Now create your policy record
_domainkey.campaign-mail.co.uk IN TXT “o=~”
So, what do you do now?
Well that all depends on your email system. But with all email systems that use DKIM, you will need your private key, which you have stored safely in a .txt file.
All above is the practical use/creation of a DKIM key now here is an explanation
DKIM is cryptographic authentication that is designed to detect forged sender addresses in an email (Actually it can detect any change to an email) and thus prevent spoofing. How it works is by using Public Key Private Key encryption.
The sender (The domain owner) is the only person that has the Private Key, but your Public Key is published in DNS. You can see the syntax in the examples above.
The methodology is, an email message sent from your server by you and a string known as a HASH is encrypted using your PrivateKey and then added to the header of your email.
The receiving mail server reads the header DKIM key and runs a DNS query against your DKIM record, once it has retrieved this it then goes through a validation process whereby it creates its own HASH and this is compared for a match with the original. Then depending on your policy record the mail transport agent (MTA/MAIL Server) will either forward the mail drop it or mark it.
DMARC stands for “Domain-based Message Authentication, Reporting & Conformance” which is a bit of a mouthful. Just like SPF it’s another way of a mail server confirming this email is legitimate and not forged.
How does DMARC work, briefly, and in non-technical terms?
A DMARC policy allows a sender to indicate that their messages are protected by SPF and/or DKIM and tells a receiver what to do if neither of those authentication methods passes – such as junk or reject the message.
DMARC removes guesswork from the receiver’s handling of these failed messages, limiting or eliminating the user’s exposure to potentially fraudulent & harmful messages. DMARC also provides a way for the email receiver to report back to the sender about messages that pass and/or fail DMARC evaluation.
Outcome – Emails Received!
So, this article is a little technical in places, especially if you’ve not dealt with DNS in the past. Hopefully the steps outlined above mean you can walk through them, otherwise pass them to your technical person to get them set up.
In this day and age of growing spam it’s incredibly important to do what you can to ensure your emails are delivered. Having undelivered emails is a headache at best but at worse could mean you’re wasting money marketing to potential or existing customers who simply aren’t getting your message!

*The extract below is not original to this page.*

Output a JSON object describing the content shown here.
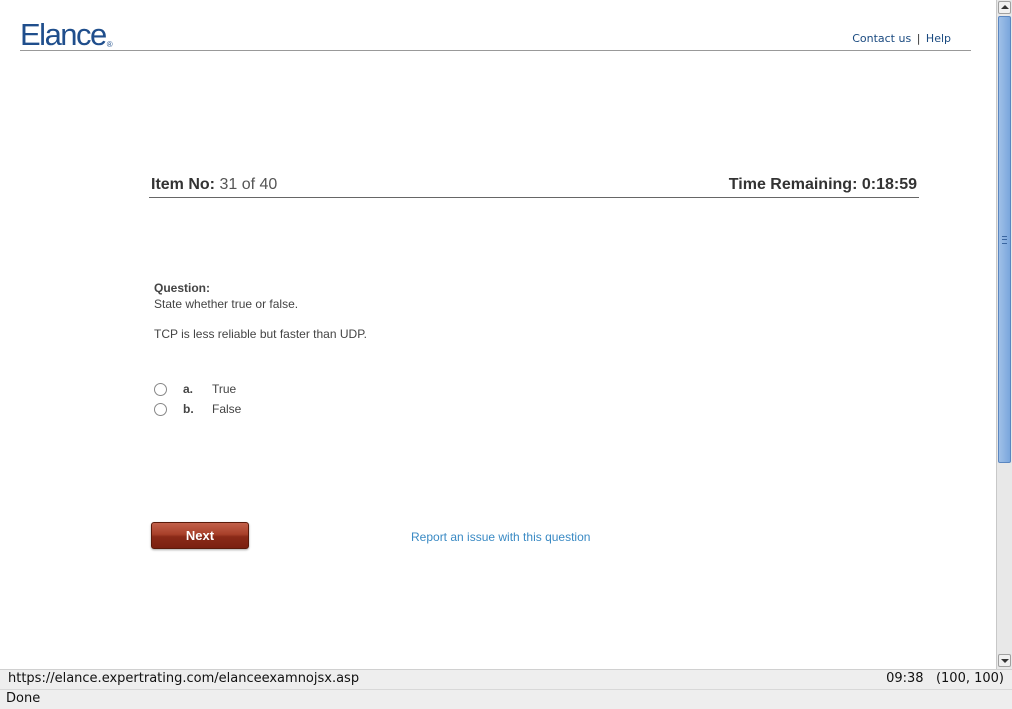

The thing to remember about SPF, DKIM and DMARC is they are now a fundamental component to successful marketing campaigns. They increase your deliverability, every email delivered is an additional chance to get your message over or to make a sale and in this day and age, ignore them at your peril, because you can bet your competitor won’t.
We hope this helps. Please enter any comments below.